Fossil Fuel Reserves
In the case of fossil fuel reserves, the following question needs to be answered: There are enough fossil fuel reserves in the world to support the growing demand that has been foreseen in the future? According to Mr. Hubbert projections “world oil reserves are estimated around 2.1 billion of barrels”; but according to the projections of Mr. C. J. Campbell, of the Association for the Study of Peak Oil, “oil world reserves will be around 1.8 billion of barrels.” On the other hand, the Oil and Gas journal “estimated oil world reserves in around 1.3 billion of barrels.” Despite of the different levels of world oil reserves predicted by different experts, one thing is true oil reserves are declining (Morales Pedraza 2008).
The situation regarding world coal reserves is very different. In 2009, world coal confirmed reserves were estimated at around 946.1 billion short tons (IEO 2013), enough to satisfy the world energy demands at least for the next 120– 130 years at present level of consumption. In the absence of national policies and/ or binding international agreements that would limit or reduce greenhouse gas emissions, world coal consumption is projected to increase from 139 quadrillion Btu in 2008 to 209 quadrillion Btu in 2035, at an average annual rate of 1.5 %.
Regional growth rates are uneven, with little growth in coal consumption in OECD nations, but robust growth in non-OECD nations, particularly among the Asian economies8 (IEO 2011), where 95 % of the total net increase in world coal use will occur. Increasing demand for energy to fuel electricity generation and industrial production in the region is expected to be met in large part by coal (IEO 2010).

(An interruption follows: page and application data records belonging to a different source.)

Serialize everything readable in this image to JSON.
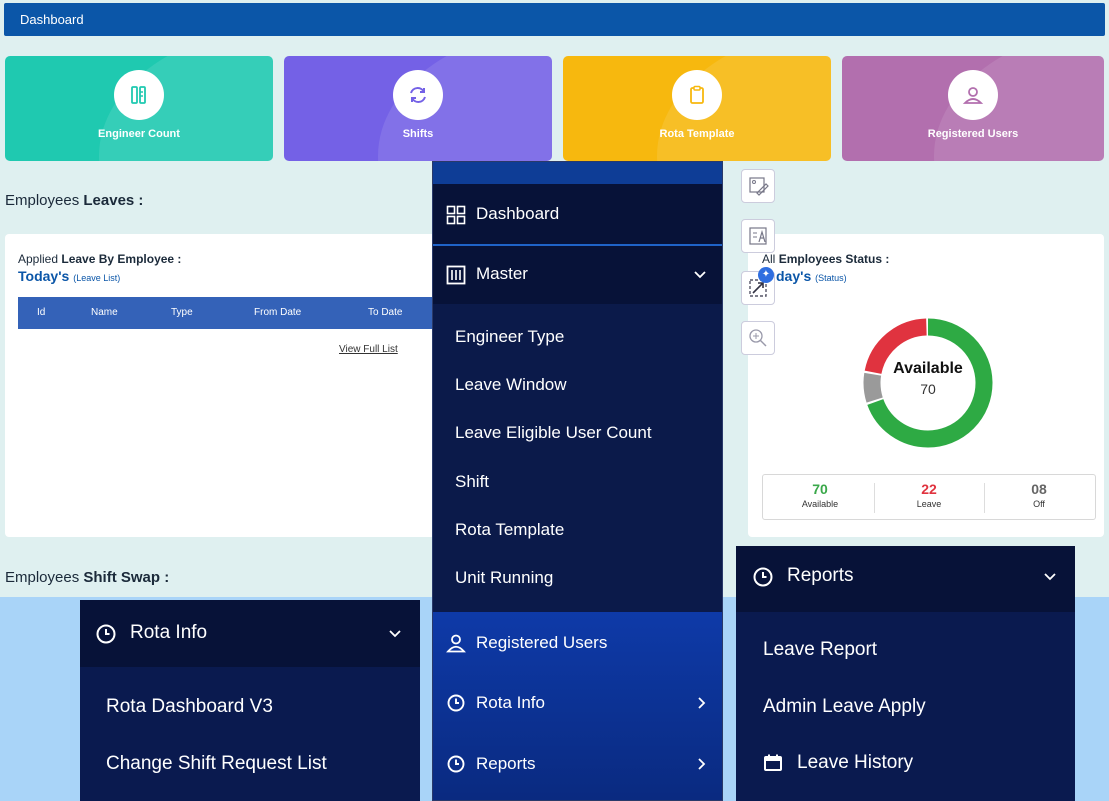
{
  "header": {
    "title": "Dashboard"
  },
  "cards": [
    {
      "label": "Engineer Count",
      "color": "#1fc9b0"
    },
    {
      "label": "Shifts",
      "color": "#7461e6"
    },
    {
      "label": "Rota Template",
      "color": "#f7b80e"
    },
    {
      "label": "Registered Users",
      "color": "#b26fae"
    }
  ],
  "leaves_section": {
    "prefix": "Employees",
    "bold": "Leaves :"
  },
  "leave_panel": {
    "line1_prefix": "Applied",
    "line1_bold": "Leave By Employee :",
    "line2": "Today's",
    "line2_small": "(Leave List)",
    "columns": [
      "Id",
      "Name",
      "Type",
      "From Date",
      "To Date"
    ],
    "view_full": "View Full List"
  },
  "status_panel": {
    "line1_prefix": "All",
    "line1_bold": "Employees Status :",
    "line2": "day's",
    "line2_small": "(Status)",
    "donut_title": "Available",
    "donut_value": "70",
    "stats": [
      {
        "value": "70",
        "label": "Available",
        "color": "#3aa84a"
      },
      {
        "value": "22",
        "label": "Leave",
        "color": "#e0333f"
      },
      {
        "value": "08",
        "label": "Off",
        "color": "#666666"
      }
    ],
    "donut_fractions": {
      "available": 0.7,
      "leave": 0.22,
      "off": 0.08
    },
    "donut_colors": {
      "available": "#2eaa44",
      "leave": "#e0333f",
      "off": "#9a9a9a"
    }
  },
  "shift_swap_section": {
    "prefix": "Employees",
    "bold": "Shift Swap :"
  },
  "center_menu": {
    "dashboard": "Dashboard",
    "master": "Master",
    "master_items": [
      "Engineer Type",
      "Leave Window",
      "Leave Eligible User Count",
      "Shift",
      "Rota Template",
      "Unit Running"
    ],
    "registered_users": "Registered Users",
    "rota_info": "Rota Info",
    "reports": "Reports"
  },
  "rota_menu": {
    "title": "Rota Info",
    "items": [
      "Rota Dashboard V3",
      "Change Shift Request List"
    ]
  },
  "reports_menu": {
    "title": "Reports",
    "items": [
      "Leave Report",
      "Admin Leave Apply",
      "Leave History"
    ]
  },
  "icons": {
    "card_icons": [
      "ruler-pencil-icon",
      "refresh-icon",
      "clipboard-icon",
      "user-icon"
    ],
    "tools": [
      "edit-image-icon",
      "text-image-icon",
      "resize-image-icon",
      "zoom-icon"
    ]
  }
}
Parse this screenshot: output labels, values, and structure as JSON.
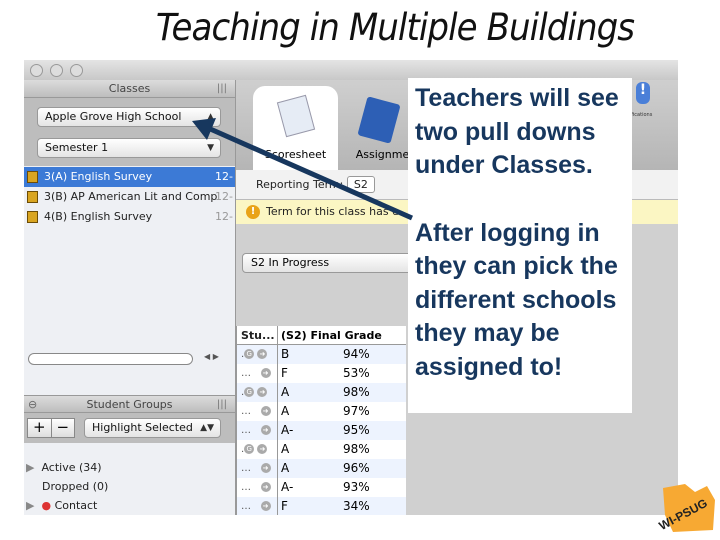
{
  "slide_title": "Teaching in Multiple Buildings",
  "callout": {
    "line1": "Teachers will see two pull downs under Classes.",
    "line2": "After logging in they can pick the different schools they may be assigned to!"
  },
  "classes": {
    "header": "Classes",
    "school_select": "Apple Grove High School",
    "term_select": "Semester 1",
    "items": [
      {
        "name": "3(A) English Survey",
        "date": "12-",
        "selected": true
      },
      {
        "name": "3(B) AP American Lit and Comp",
        "date": "12-"
      },
      {
        "name": "4(B) English Survey",
        "date": "12-"
      }
    ]
  },
  "student_groups": {
    "header": "Student Groups",
    "add": "+",
    "remove": "−",
    "highlight_select": "Highlight Selected",
    "items": [
      "Active (34)",
      "Dropped (0)",
      "Contact"
    ]
  },
  "tabs": [
    "Scoresheet",
    "Assignme"
  ],
  "toolbar": {
    "notifications": "Notifications"
  },
  "reporting_term": {
    "label": "Reporting Term:",
    "value": "S2"
  },
  "warning": "Term for this class has e",
  "status_select": "S2 In Progress",
  "grades": {
    "headers": [
      "Stu...",
      "(S2) Final Grade"
    ],
    "rows": [
      [
        "B",
        "94%",
        true
      ],
      [
        "F",
        "53%",
        false
      ],
      [
        "A",
        "98%",
        true
      ],
      [
        "A",
        "97%",
        false
      ],
      [
        "A-",
        "95%",
        false
      ],
      [
        "A",
        "98%",
        true
      ],
      [
        "A",
        "96%",
        false
      ],
      [
        "A-",
        "93%",
        false
      ],
      [
        "F",
        "34%",
        false
      ]
    ]
  },
  "logo": "WI-PSUG",
  "colors": {
    "callout": "#17375e",
    "selection": "#3c7ad6",
    "logo": "#f7a933",
    "arrow": "#17375e"
  }
}
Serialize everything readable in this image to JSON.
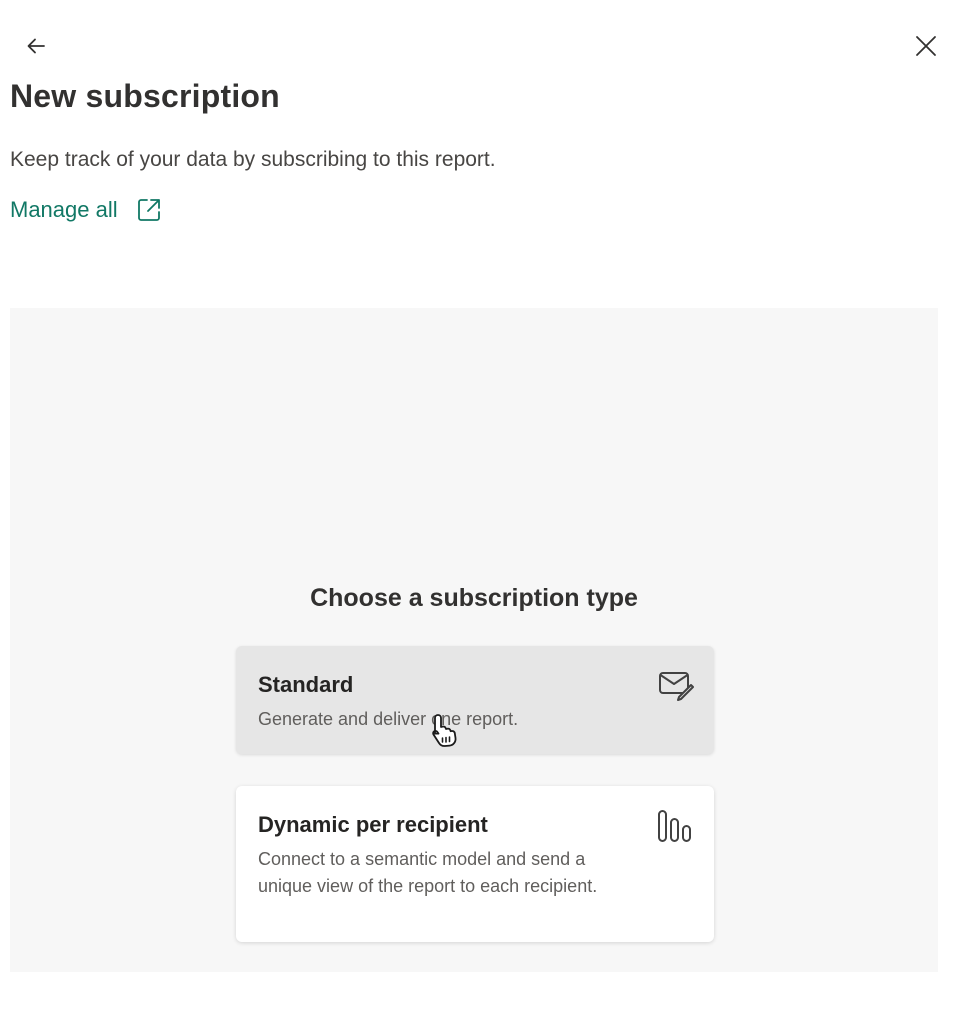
{
  "header": {
    "back_icon": "arrow-left-icon",
    "close_icon": "close-icon",
    "title": "New subscription",
    "description": "Keep track of your data by subscribing to this report.",
    "manage_all_label": "Manage all",
    "manage_all_icon": "open-external-icon"
  },
  "panel": {
    "heading": "Choose a subscription type",
    "options": [
      {
        "title": "Standard",
        "description": "Generate and deliver one report.",
        "icon": "mail-edit-icon",
        "state": "hovered"
      },
      {
        "title": "Dynamic per recipient",
        "description": "Connect to a semantic model and send a unique view of the report to each recipient.",
        "icon": "bar-chart-icon"
      }
    ]
  },
  "colors": {
    "accent_link": "#117865",
    "panel_background": "#f7f7f7",
    "hover_card": "#e6e6e6"
  }
}
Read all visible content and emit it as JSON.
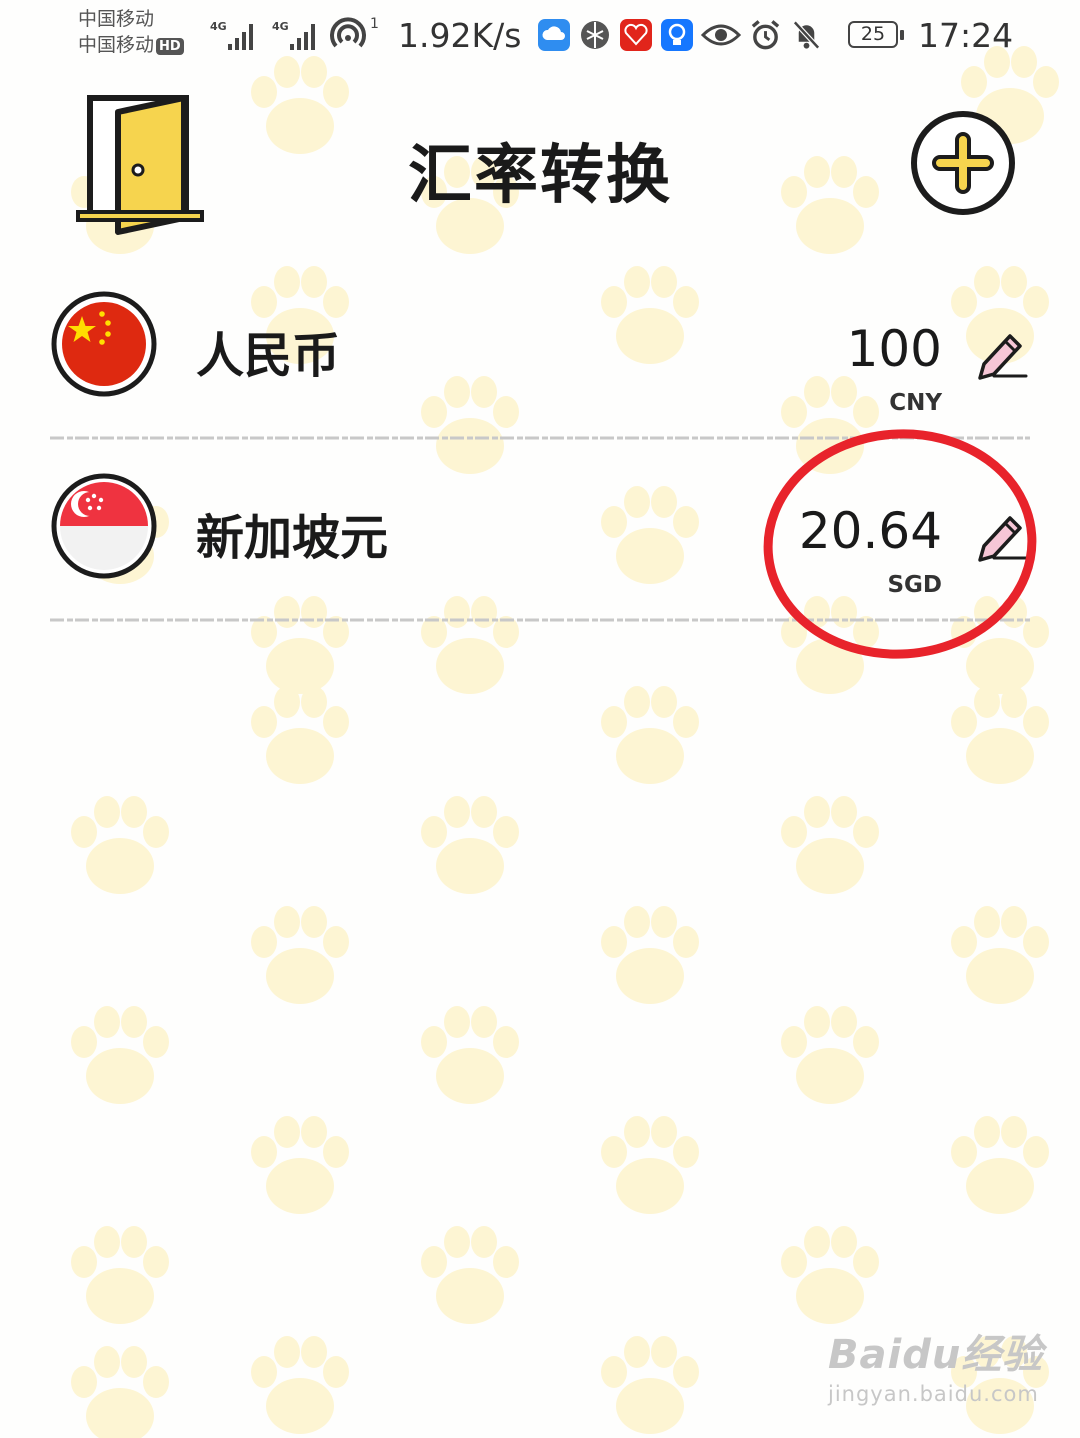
{
  "status_bar": {
    "carrier_1": "中国移动",
    "carrier_2": "中国移动",
    "hd_badge": "HD",
    "net_label_1": "4G",
    "net_label_2": "4G",
    "hotspot_count": "1",
    "speed": "1.92K/s",
    "battery": "25",
    "time": "17:24",
    "icons": [
      "cloud-app-icon",
      "browser-app-icon",
      "shopping-app-icon",
      "bulb-app-icon",
      "eye-icon",
      "alarm-icon",
      "mute-bell-icon"
    ]
  },
  "header": {
    "title": "汇率转换"
  },
  "currencies": [
    {
      "name": "人民币",
      "amount": "100",
      "code": "CNY",
      "flag": "china-flag-icon"
    },
    {
      "name": "新加坡元",
      "amount": "20.64",
      "code": "SGD",
      "flag": "singapore-flag-icon"
    }
  ],
  "annotation": {
    "color": "#e8232b"
  },
  "watermark": {
    "logo": "Baidu经验",
    "url": "jingyan.baidu.com"
  },
  "theme": {
    "paw_color": "#fdf5d2",
    "accent_yellow": "#f6d44e"
  }
}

In the case of natural gas, there are enough reserves to satisfy the demand for the coming decades. According to OGJ, the world’s total gas reserves in 2011 were esti- mated at 235,527 trillion m3 (6,675 trillion cubic feet), about 66 trillion cubic feet (about 1 %) higher than the estimate for 2010. According to EIA sources, in 2012, the world’s total gas reserves were estimated at 241,716.87 trillion m3 (6,844.595 trillion cubic feet); this represents an increase of 2.6 % with respect to 2011.
Worldwide natural gas demand grew by 1.71 billion m3 per day from 2000 to 2007, nearly 25 % during the whole period or 3.6 % per year. The global natural gas demand is expected to grow over 12,077 billion m3 per day (342 billion cubic feet per day) by the year 2015, and a further growth in demand of around 14,020 billion m3 per day (397 billion cubic feet per day) is expected by 2025 (see Fig. 1.3).